10:37 p.m.: Detectives serve the search warrant at the home. They find thousands in cash, pipes with methamphetamine residue, jewelry, methamphetamine, marijuana, ammunition, an assault rifle with a bayonet and a bolt action rifle. Cossette agrees to call his drug supplier, whom he identifies as Jose Rogelio Acuna-Espitia. Arrangements are made for Acuna-Espitia, 28, to deliver meth to the Wichita Way residence. 12:20 a.m.: Brown receives a radio transmission that a drug supplier is on his way to deliver meth to the Wichita Way residence.

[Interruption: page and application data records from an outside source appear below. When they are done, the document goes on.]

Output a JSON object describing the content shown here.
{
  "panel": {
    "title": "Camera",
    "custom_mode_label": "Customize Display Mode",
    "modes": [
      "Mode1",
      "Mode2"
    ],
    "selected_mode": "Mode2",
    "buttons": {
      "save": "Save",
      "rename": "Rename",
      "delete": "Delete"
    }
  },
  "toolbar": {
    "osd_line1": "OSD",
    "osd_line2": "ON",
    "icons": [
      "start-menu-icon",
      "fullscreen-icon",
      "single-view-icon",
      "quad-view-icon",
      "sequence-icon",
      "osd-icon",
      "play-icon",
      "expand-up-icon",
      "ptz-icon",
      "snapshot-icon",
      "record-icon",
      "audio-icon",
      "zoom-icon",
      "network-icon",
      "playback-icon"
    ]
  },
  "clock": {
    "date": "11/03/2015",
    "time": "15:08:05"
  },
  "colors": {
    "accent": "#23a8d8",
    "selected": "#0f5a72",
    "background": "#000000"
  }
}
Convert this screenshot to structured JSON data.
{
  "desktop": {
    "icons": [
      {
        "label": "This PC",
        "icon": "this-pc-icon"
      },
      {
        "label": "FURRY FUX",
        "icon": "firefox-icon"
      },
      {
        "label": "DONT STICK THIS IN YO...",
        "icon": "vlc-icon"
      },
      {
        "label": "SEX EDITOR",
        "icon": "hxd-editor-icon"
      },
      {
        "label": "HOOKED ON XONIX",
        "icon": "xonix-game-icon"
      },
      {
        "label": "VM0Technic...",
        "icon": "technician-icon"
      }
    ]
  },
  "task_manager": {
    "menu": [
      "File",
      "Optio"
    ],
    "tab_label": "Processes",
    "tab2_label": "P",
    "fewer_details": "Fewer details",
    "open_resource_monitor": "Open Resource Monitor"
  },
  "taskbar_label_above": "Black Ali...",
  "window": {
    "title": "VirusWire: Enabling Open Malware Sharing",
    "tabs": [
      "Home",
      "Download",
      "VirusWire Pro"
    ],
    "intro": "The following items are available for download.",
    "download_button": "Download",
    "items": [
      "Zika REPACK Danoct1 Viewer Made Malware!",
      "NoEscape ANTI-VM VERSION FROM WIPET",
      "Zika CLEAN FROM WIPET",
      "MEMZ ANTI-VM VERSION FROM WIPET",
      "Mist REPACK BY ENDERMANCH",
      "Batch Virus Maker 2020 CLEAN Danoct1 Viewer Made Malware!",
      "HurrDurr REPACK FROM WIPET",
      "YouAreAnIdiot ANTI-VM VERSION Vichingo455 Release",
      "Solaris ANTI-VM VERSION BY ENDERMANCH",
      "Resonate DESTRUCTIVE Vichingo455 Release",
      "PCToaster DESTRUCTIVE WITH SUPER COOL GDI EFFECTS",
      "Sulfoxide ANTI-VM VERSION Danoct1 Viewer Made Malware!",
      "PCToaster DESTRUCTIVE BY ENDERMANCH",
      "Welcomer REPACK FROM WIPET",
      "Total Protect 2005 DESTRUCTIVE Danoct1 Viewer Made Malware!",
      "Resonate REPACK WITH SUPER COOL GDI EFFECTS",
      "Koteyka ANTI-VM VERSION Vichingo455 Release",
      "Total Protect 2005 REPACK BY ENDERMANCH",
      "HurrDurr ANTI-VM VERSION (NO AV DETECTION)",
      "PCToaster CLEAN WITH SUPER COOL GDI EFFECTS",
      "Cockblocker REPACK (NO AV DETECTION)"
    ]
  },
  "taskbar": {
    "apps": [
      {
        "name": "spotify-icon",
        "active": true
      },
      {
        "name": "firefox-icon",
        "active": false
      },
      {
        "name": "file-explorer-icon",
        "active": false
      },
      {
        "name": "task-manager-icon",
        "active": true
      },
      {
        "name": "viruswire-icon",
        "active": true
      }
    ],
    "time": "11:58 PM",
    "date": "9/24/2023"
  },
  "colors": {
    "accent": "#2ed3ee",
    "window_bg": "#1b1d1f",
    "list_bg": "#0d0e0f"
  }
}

12:21 a.m.: A Nissan Xterra with three people inside pulls up in front of the house police are searching. Acuna-Espitia gets out of the driver’s side and runs toward the door, where detectives take him down and arrest him. Acuna-Espitia struggles with Brown and Sundberg as Prineville Police Detective Jeffrey Frickey approaches the Nissan with his gun drawn, yelling at the remaining passengers to put their hands up. Frickey repeats the instructions in English and Spanish. Brown approaches the sport utility vehicle with his gun drawn. The female front-seat passenger, Alaina Lehner, puts her hands up but the driver’s side back-seat passenger, Refugio Cruz-Fuentes, does not. Cruz-Fuentes, 28, reaches across his chest with his right hand for what Brown believes is a gun. Brown fires 11 times and hits Cruz-Fuentes with nine shots, killing him.